> The task: Set down all the lines below, each one exactly as shown.
----- Records provided
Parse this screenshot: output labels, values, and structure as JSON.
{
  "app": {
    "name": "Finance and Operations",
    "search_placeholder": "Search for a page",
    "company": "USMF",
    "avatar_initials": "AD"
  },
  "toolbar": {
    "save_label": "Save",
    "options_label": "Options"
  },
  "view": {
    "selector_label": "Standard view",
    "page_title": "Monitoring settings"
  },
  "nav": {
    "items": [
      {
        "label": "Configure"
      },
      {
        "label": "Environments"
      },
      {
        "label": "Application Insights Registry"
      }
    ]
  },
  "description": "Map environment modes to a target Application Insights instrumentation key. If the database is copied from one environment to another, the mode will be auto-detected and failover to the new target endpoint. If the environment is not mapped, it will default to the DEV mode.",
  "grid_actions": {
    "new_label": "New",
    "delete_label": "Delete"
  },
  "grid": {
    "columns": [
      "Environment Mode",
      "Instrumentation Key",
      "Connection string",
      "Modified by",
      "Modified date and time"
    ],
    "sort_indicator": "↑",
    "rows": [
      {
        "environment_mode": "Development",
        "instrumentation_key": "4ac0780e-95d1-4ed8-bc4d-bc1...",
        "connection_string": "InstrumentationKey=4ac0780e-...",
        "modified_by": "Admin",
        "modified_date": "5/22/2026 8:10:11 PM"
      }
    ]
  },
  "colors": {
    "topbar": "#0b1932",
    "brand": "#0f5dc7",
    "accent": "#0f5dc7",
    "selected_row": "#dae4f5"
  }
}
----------
> Response area:
Parse this screenshot: output labels, values, and structure as JSON.
{
  "app": {
    "name": "Finance and Operations",
    "search_placeholder": "Search for a page",
    "company": "USMF",
    "avatar_initials": "AD"
  },
  "toolbar": {
    "save_label": "Save",
    "options_label": "Options"
  },
  "view": {
    "selector_label": "Standard view",
    "page_title": "Monitoring settings"
  },
  "nav": {
    "items": [
      {
        "label": "Configure"
      },
      {
        "label": "Environments"
      },
      {
        "label": "Application Insights Registry"
      }
    ]
  },
  "description": "Map environment modes to a target Application Insights instrumentation key. If the database is copied from one environment to another, the mode will be auto-detected and failover to the new target endpoint. If the environment is not mapped, it will default to the DEV mode.",
  "grid_actions": {
    "new_label": "New",
    "delete_label": "Delete"
  },
  "grid": {
    "columns": [
      "Environment Mode",
      "Instrumentation Key",
      "Connection string",
      "Modified by",
      "Modified date and time"
    ],
    "sort_indicator": "↑",
    "rows": [
      {
        "environment_mode": "Development",
        "instrumentation_key": "4ac0780e-95d1-4ed8-bc4d-bc1...",
        "connection_string": "InstrumentationKey=4ac0780e-...",
        "modified_by": "Admin",
        "modified_date": "5/22/2026 8:10:11 PM"
      }
    ]
  },
  "colors": {
    "topbar": "#0b1932",
    "brand": "#0f5dc7",
    "accent": "#0f5dc7",
    "selected_row": "#dae4f5"
  }
}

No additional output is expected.